The 4th Floor is an odd little horror vehicle starring Juliette Lewis and William Hurt, two big names who you wouldn’t usually find in low budget, bizarre stuff like this. Lewis plays a young woman who moves into an ancient New York apartment building only to find that something malevolent is going on inside. Hurt is her big-shot TV weatherman boyfriend who is resentful about it as he’d hoped she would make the step and move in with him. Anywho, the building is home to a host of creepy types including an awkward caretaker (Austin Pendleton), a woman for some reason named Martha Stewart (Shelley Duvall), a weirdo lock smith (Tobin ‘Jigsaw’ Bell) who doubles as an artist and others. They’re all kind of set up like dominoes and you’re supposed to choose which one is behind the evil what-have-you, but it isn’t all that scary or enthralling. Still, it’s atmospheric enough, has a great cast who do pretty well, and anything with Lewis in the lead role is already sold for me. The film’s strongest point is the twist ending, but it’s such a fleetingly subtle revelation that many probably missed, a last minute thing you’ll either see or you won’t, but changes the dynamic of the entire film jarringly and ends on a nice, tense cliffhanger. Passable stuff.

-Nate Hill

Wolfgang Petersen’s In The Line Of Fire

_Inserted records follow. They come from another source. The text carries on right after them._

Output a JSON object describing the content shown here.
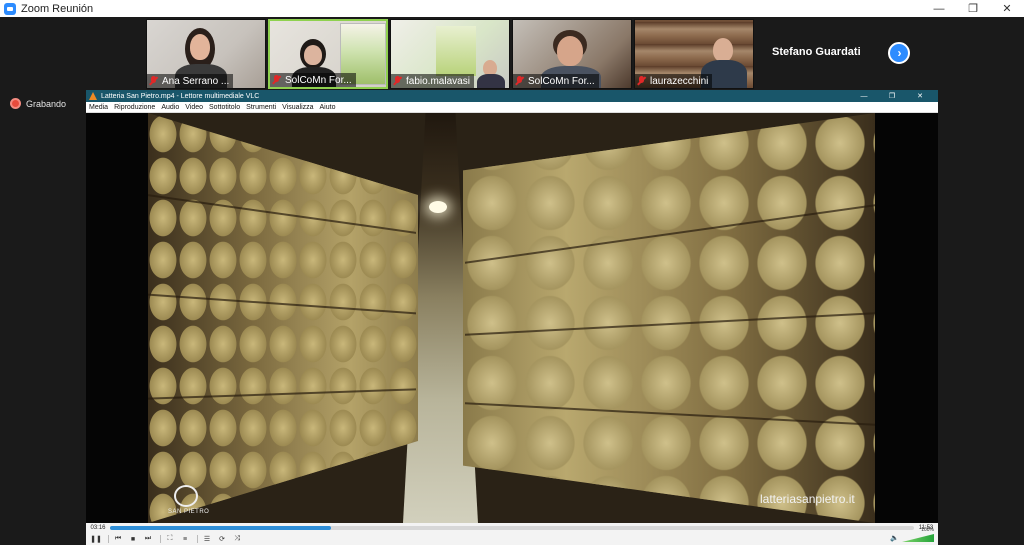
{
  "window": {
    "title": "Zoom Reunión",
    "controls": {
      "minimize": "—",
      "maximize": "❐",
      "close": "✕"
    }
  },
  "participants": [
    {
      "name": "Ana Serrano ...",
      "muted": true
    },
    {
      "name": "SolCoMn For...",
      "muted": true,
      "active": true
    },
    {
      "name": "fabio.malavasi",
      "muted": true
    },
    {
      "name": "SolCoMn For...",
      "muted": true
    },
    {
      "name": "laurazecchini",
      "muted": true
    }
  ],
  "active_speaker": "Stefano Guardati",
  "next_button": "›",
  "recording": {
    "label": "Grabando"
  },
  "vlc": {
    "title": "Latteria San Pietro.mp4 - Lettore multimediale VLC",
    "controls": {
      "minimize": "—",
      "maximize": "❐",
      "close": "✕"
    },
    "menu": [
      "Media",
      "Riproduzione",
      "Audio",
      "Video",
      "Sottotitolo",
      "Strumenti",
      "Visualizza",
      "Aiuto"
    ],
    "video": {
      "watermark": "latteriasanpietro.it",
      "logo_text": "SAN PIETRO"
    },
    "playback": {
      "elapsed": "03:16",
      "duration": "11:53",
      "progress": 0.275
    },
    "buttons": {
      "pause": "❚❚",
      "prev": "⏮",
      "stop": "■",
      "next": "⏭",
      "fullscreen": "⛶",
      "extended": "≡",
      "playlist": "☰",
      "loop": "⟳",
      "random": "⤨"
    },
    "volume": {
      "icon": "🔈",
      "label": "100%",
      "level": 1.0
    }
  }
}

Wolfgang Petersen’s In The Line Of Fire is as solid as action pictures get, a three course thriller meal, and one of my favourite Clint Eastwood flicks. Starting to show his age here and adopting a brittle, calcified hardness, he plays disgraced secret service agent Frank Horrigan, a quiet, resolute man who is haunted by his failure to protect Kennedy from that infamous bullet. He’s on undercover sting operations with his rookie partner (Dylan McDermott) these days, and is battling some health issues that go hand in hand with getting up there in years. No better time for predatory, mercurial ex CIA assassin Mitch Leary (a terrifying John Malkovich) to taunt him out of retirement with threats against the new president, up for election. Leary is a cunning psychopath who won’t go down so easy, and Frank is just the determined wolfhound to take him down, as a dangerous, violently suspenseful game of cat and mouse plays out. There’s an obligatory female love interest too, but the film shirks the usual ditzy throwaway chick and goes for something classier in Rene Russo, a capable senior agent who initially roasts Frank for his age before eventually warming up. Russo is an unconventionally attractive, intuitively engaging actress whose subtly likeable nature sneaks up on you and the muted chemistry she has with Eastwood is terrific. The three excellent leads are surrounded by a nebulae of awesome supporting players including John Mahoney, the always solid Gary Cole, Fred Dalton Thompson, a sleazy Tobin Bell and scene stealing character actor Steve Railsback in a brilliant cameo as Leary’s shady former Agency handler. Subtlety has never been Petersen’s forte, but his approach works here as he tells the story in big, bold strokes that highlight each set piece with sterling suspense. There’s also a brooding score by the master himself, Ennio Morricone, which takes the solemn, scary route instead of blaring up the Zimmer-esque fireworks. As great as the action is here (that plastic 3D printed gun though), my favourite scenes are the creepy late night phone calls that Malkovich makes to Eastwood, teasing him but also betraying notes of loneliness in his perverted psyche. This is a battle of wills before it even gets physical, and the two heavyweights spar off of each other with calculated portent and restrained, fascinated loathing. A thriller classic.

-Nate Hill